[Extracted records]
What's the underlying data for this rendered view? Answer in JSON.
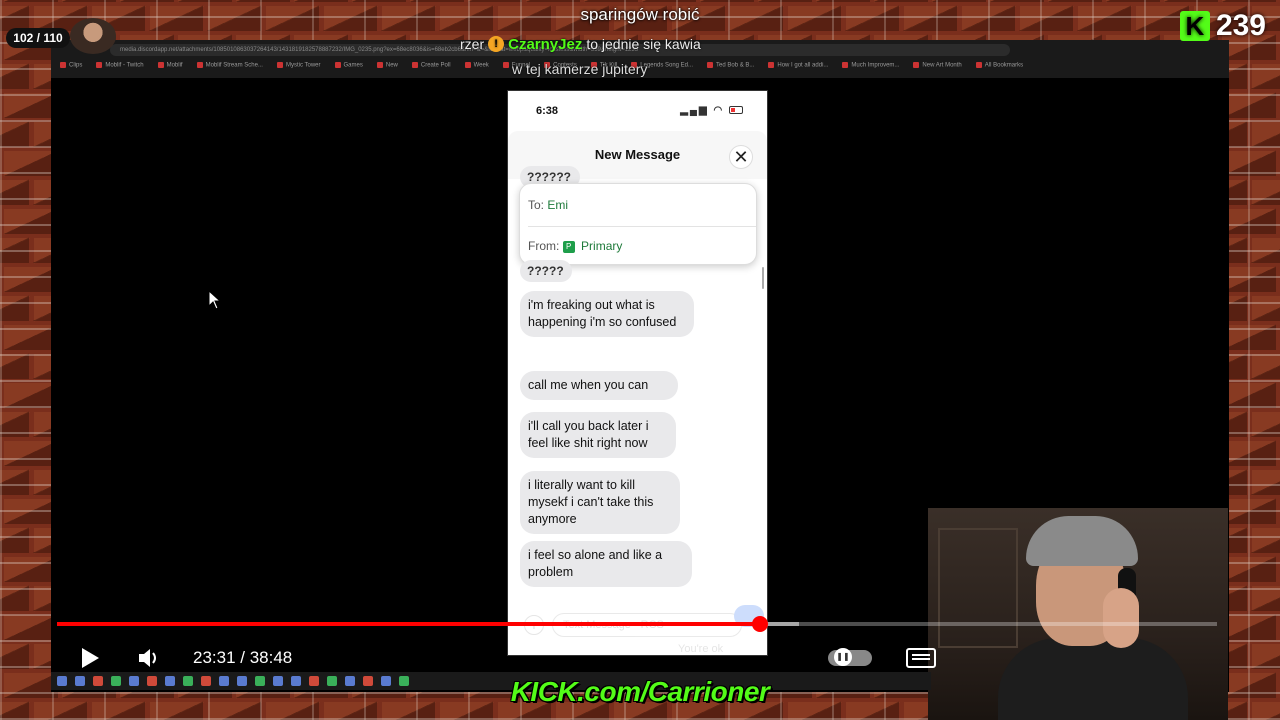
{
  "overlay": {
    "top_text": "sparingów robić",
    "viewer_count": "102 / 110",
    "kick_follower_count": "239",
    "kick_logo_letter": "K",
    "chat_user": "CzarnyJez",
    "chat_prefix": "rzer",
    "chat_message": "to jednie się kawia",
    "chat_line2": "w tej kamerze jupitery",
    "bottom_url": "KICK.com/Carrioner"
  },
  "browser": {
    "url": "media.discordapp.net/attachments/1085010863037264143/1431819182578887232/IMG_0235.png?ex=68ec8036&is=68eb2cb6&hm=&=&format=webp&quality=lossless&width=559&height=1235",
    "bookmarks": [
      "Clips",
      "Moblif - Twitch",
      "Moblif",
      "Moblif Stream Sche...",
      "Mystic Tower",
      "Games",
      "New",
      "Create Poll",
      "Week",
      "Funnel",
      "Contests",
      "Tik Kill",
      "Legends Song Ed...",
      "Ted Bob & B...",
      "How I got all addi...",
      "Much Improvem...",
      "New Art Month",
      "All Bookmarks"
    ]
  },
  "phone": {
    "status_time": "6:38",
    "status_icons": "▂▄▆ ◠",
    "sheet_title": "New Message",
    "close_icon": "✕",
    "top_bubble": "??????",
    "to_label": "To:",
    "to_value": "Emi",
    "from_label": "From:",
    "from_value": "Primary",
    "from_icon_letter": "P",
    "bubble_q": "?????",
    "messages": [
      "i'm freaking out what is happening i'm so confused",
      "call me when you can",
      "i'll call you back later i feel like shit right now",
      "i literally want to kill mysekf i can't take this anymore",
      "i feel so alone and like a problem"
    ],
    "composer_placeholder": "Text Message · RCS",
    "toast": "You're ok"
  },
  "player": {
    "current_time": "23:31",
    "duration": "38:48",
    "time_separator": " / ",
    "progress_fraction": 0.606,
    "buffer_fraction": 0.64
  },
  "colors": {
    "kick_green": "#53fc18",
    "progress_red": "#ff0000",
    "imessage_gray": "#e9e9eb"
  }
}
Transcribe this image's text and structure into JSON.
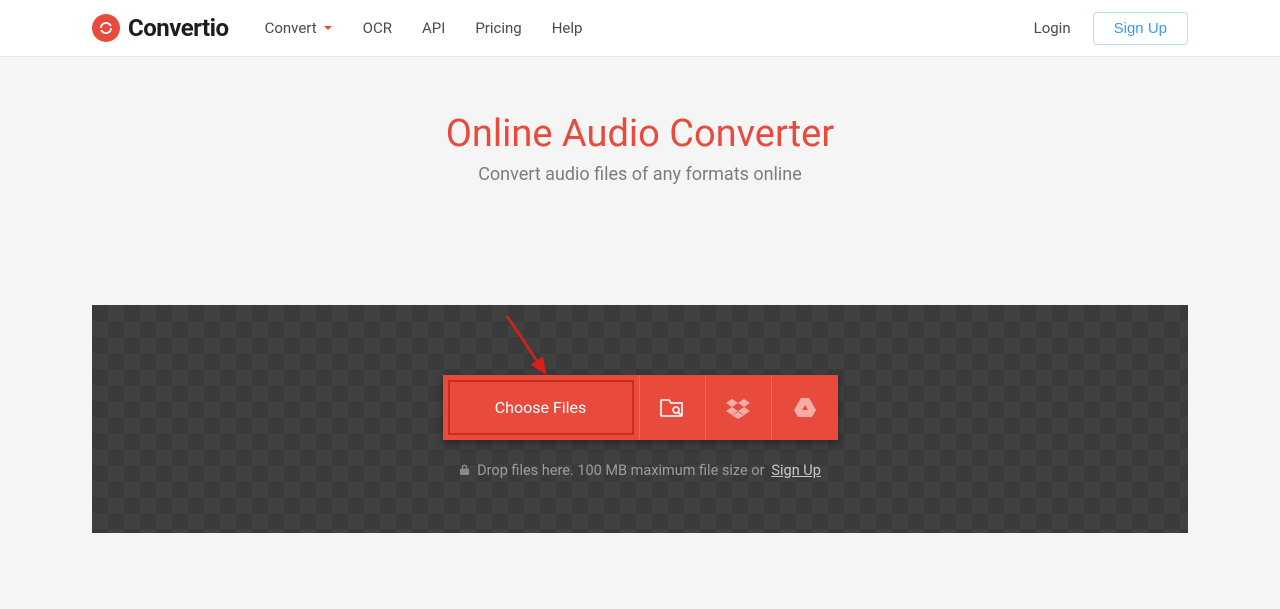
{
  "brand": {
    "name": "Convertio"
  },
  "nav": {
    "convert": "Convert",
    "ocr": "OCR",
    "api": "API",
    "pricing": "Pricing",
    "help": "Help"
  },
  "auth": {
    "login": "Login",
    "signup": "Sign Up"
  },
  "hero": {
    "title": "Online Audio Converter",
    "subtitle": "Convert audio files of any formats online"
  },
  "upload": {
    "choose": "Choose Files",
    "note_prefix": "Drop files here. 100 MB maximum file size or ",
    "note_link": "Sign Up"
  },
  "icons": {
    "logo": "convertio-logo",
    "caret": "chevron-down-icon",
    "folder": "folder-search-icon",
    "dropbox": "dropbox-icon",
    "gdrive": "google-drive-icon",
    "lock": "lock-icon"
  }
}
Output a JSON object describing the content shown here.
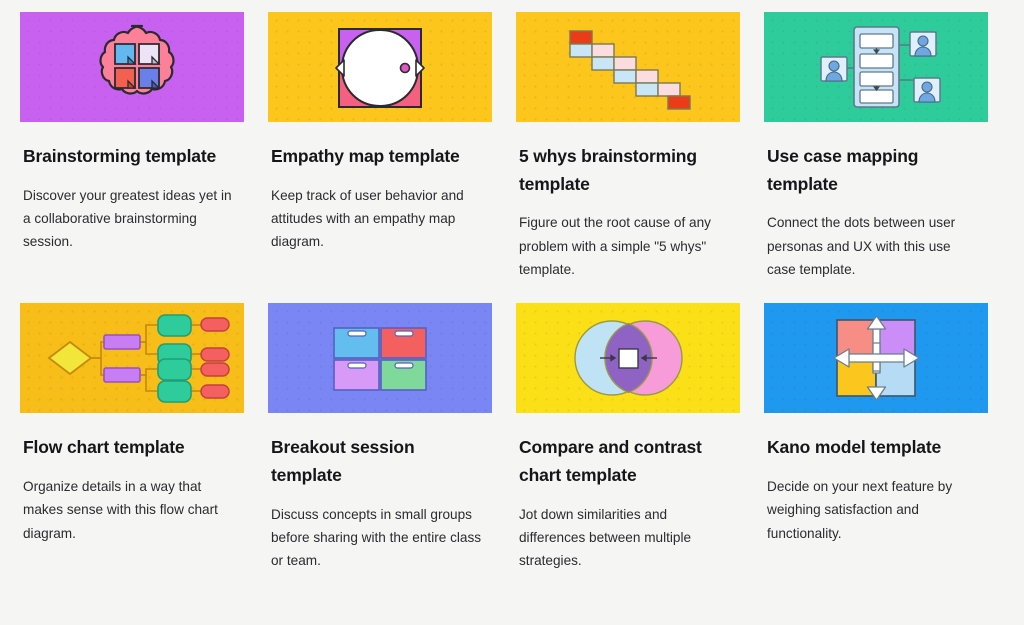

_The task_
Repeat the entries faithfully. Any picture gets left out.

_Answer section_
What's the underlying data for this rendered view? Answer in JSON.
{
  "overlay": {
    "top_text": "sparingów robić",
    "viewer_count": "102 / 110",
    "kick_follower_count": "239",
    "kick_logo_letter": "K",
    "chat_user": "CzarnyJez",
    "chat_prefix": "rzer",
    "chat_message": "to jednie się kawia",
    "chat_line2": "w tej kamerze jupitery",
    "bottom_url": "KICK.com/Carrioner"
  },
  "browser": {
    "url": "media.discordapp.net/attachments/1085010863037264143/1431819182578887232/IMG_0235.png?ex=68ec8036&is=68eb2cb6&hm=&=&format=webp&quality=lossless&width=559&height=1235",
    "bookmarks": [
      "Clips",
      "Moblif - Twitch",
      "Moblif",
      "Moblif Stream Sche...",
      "Mystic Tower",
      "Games",
      "New",
      "Create Poll",
      "Week",
      "Funnel",
      "Contests",
      "Tik Kill",
      "Legends Song Ed...",
      "Ted Bob & B...",
      "How I got all addi...",
      "Much Improvem...",
      "New Art Month",
      "All Bookmarks"
    ]
  },
  "phone": {
    "status_time": "6:38",
    "status_icons": "▂▄▆ ◠",
    "sheet_title": "New Message",
    "close_icon": "✕",
    "top_bubble": "??????",
    "to_label": "To:",
    "to_value": "Emi",
    "from_label": "From:",
    "from_value": "Primary",
    "from_icon_letter": "P",
    "bubble_q": "?????",
    "messages": [
      "i'm freaking out what is happening i'm so confused",
      "call me when you can",
      "i'll call you back later i feel like shit right now",
      "i literally want to kill mysekf i can't take this anymore",
      "i feel so alone and like a problem"
    ],
    "composer_placeholder": "Text Message · RCS",
    "toast": "You're ok"
  },
  "player": {
    "current_time": "23:31",
    "duration": "38:48",
    "time_separator": " / ",
    "progress_fraction": 0.606,
    "buffer_fraction": 0.64
  },
  "colors": {
    "kick_green": "#53fc18",
    "progress_red": "#ff0000",
    "imessage_gray": "#e9e9eb"
  }
}
Transcribe this image's text and structure into JSON.
{
  "brand": {
    "name": "Convertio"
  },
  "nav": {
    "convert": "Convert",
    "ocr": "OCR",
    "api": "API",
    "pricing": "Pricing",
    "help": "Help"
  },
  "auth": {
    "login": "Login",
    "signup": "Sign Up"
  },
  "hero": {
    "title": "Online Audio Converter",
    "subtitle": "Convert audio files of any formats online"
  },
  "upload": {
    "choose": "Choose Files",
    "note_prefix": "Drop files here. 100 MB maximum file size or ",
    "note_link": "Sign Up"
  },
  "icons": {
    "logo": "convertio-logo",
    "caret": "chevron-down-icon",
    "folder": "folder-search-icon",
    "dropbox": "dropbox-icon",
    "gdrive": "google-drive-icon",
    "lock": "lock-icon"
  }
}
Output a JSON object describing the content shown here.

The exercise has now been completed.